DIY: How to Make a Waxed Canvas Camera Bag

Extra photos for bloggers: 1, 2, 3

A night tour of Madame Tussauds is heck-of-scary, but here’s one thing more petrifying than that: damaged camera gear.

That same stuff Miss T uses will calm all your photo fears!

A DIY waxed camera bag will keep your lenses and camera bodies safe, sound, *and* dry.

Our buddy Allen Mowery put together this fantastic tutorial on how to make a water-resistant camera bag with grocery store wax, a messenger bag, and a camera bag insert.

The waxed canvas will add to that rugged mountain-man/lady look you pull off so well!

Make a DIY Waxed Camera Bag!

p.s. Today’s the last day to join Phoneography 101 before it starts mañana. Hop to it or you’ll have to wait until April!

Why it’s cool:

beforeSo what’s the deal with waxed canvas bags?

They’re durable & water-resistant, keeping your gear safe inside. And the waxed look even gives your bag a sweet rugged look.
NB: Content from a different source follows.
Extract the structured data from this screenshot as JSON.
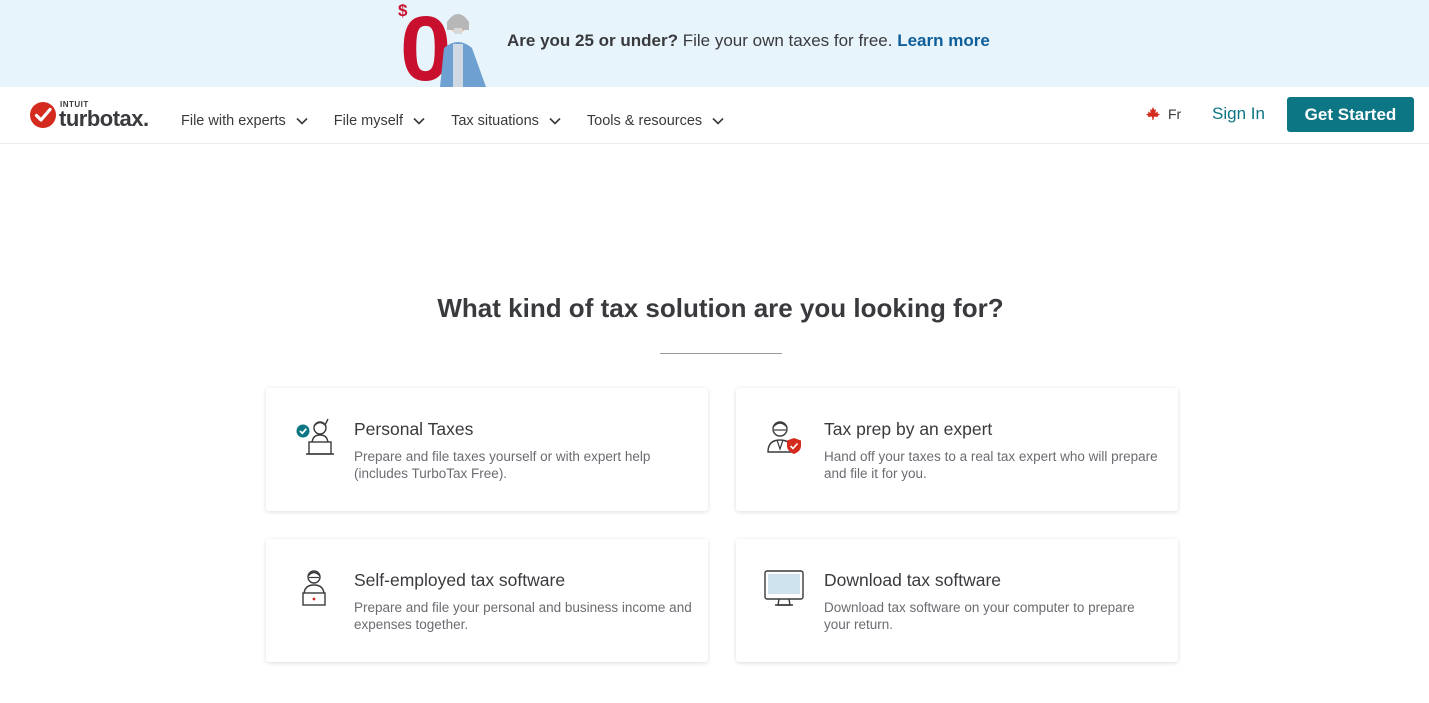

An affordable waxed bag can be hard to come by, but this DIY will show you how to get it done at home.

You can also turn any canvas bag into a camera bag with a camera bag insert, which opens up a whole range of possibilities when it comes to personal style!

By the way, check out the accompanying video tutorial for this project.


  • A canvas messenger bag or any canvas bag your heart desires
  • A pack of paraffin wax (2 bars), find it in the grocery store
  • A paintbrush, between 1/2″ and 1 1/2″ wide
  • A double boiler or an old pot or coffee can (big enough to hold 16 oz of wax)
  • Access to a dryer
  • An old pillow case
  • Optional: Any Camera Bag Insert

Step 1: Melt the Wax

Once you pick up your wax, you’re going to want to melt it. Trust us on this one. Rubbing a solid wax bar on the bag doesn’t do a darned thing.

A double boiler* works well for melting the wax down, but if you don’t have one, use a couple of old pots — one slightly larger than the other, so one can sit on top of another. You can also use an empty coffee can.

Allen used camping pots!

Now place a cup of water in the smaller pot, turn on the stove and get it boiling. Set the larger pot on top and add two bars of wax into it.

*Note: Since wax is a little hard to wash out, you might want to avoid using something you normally cook with.


STEP 2: Paint Your Heart Out

beforeOnce it starts melting, you’re ready to dip your brush.

Get a decent amount of wax onto your brush, not too little, not too much, and paint it onto the bag.

Pay special attention to the seams and bottom of the bag. Allen recommends an extra coat of wax on the bottom since this area gets the brunt of wear-and-tear.

Should I paint the strap? Depends! If it’s nylon, there’s no need to paint it. But if it’s also canvas and you want to make that part of your bag water-resistant, go for it.

Once you’ve coated your entire bag, the wax might start to caked and hardened, but not to fret. That’s just how it should be.

STEP 3: It’s Mellllltiiing

This might sound weird, but you’re going to melt it again!

Grab that old pillow case, and throw your bag into it. Tie it off to contain the waxy goodness that is now your camera bag.

Put it in the dryer on high for 30 minutes. This’ll make sure the wax evenly melts into the fabric. If you don’t have access to a dryer, you can use a hair dryer, but it’ll just take a little more work.

STEP 4: Just Cool It, K?

When your dryer makes that loud buzzing sound, pull the bag-in-pillow-case out.

Gingerly remove it from the pillow case, and let it cool down.

There you have it! When it’s dry, the fabric will feel harder than it did pre-wax and the color may get a little darker. This is totally normal.

From here, you can choose to

  1. Use it as it is.
  2. Work the fabric to break it in and soften it up.
  3. Give it another application to fortify it even more.
  4. Add a camera bag insert to cushion your delicate gear.


Take It Further

Allen Mowery is a documentary photographer based out of the Central Susquehanna Valley in Pennsylvania. He’s currently working on an ongoing photo project about the lives and culture of the Central Susquehanna Valley.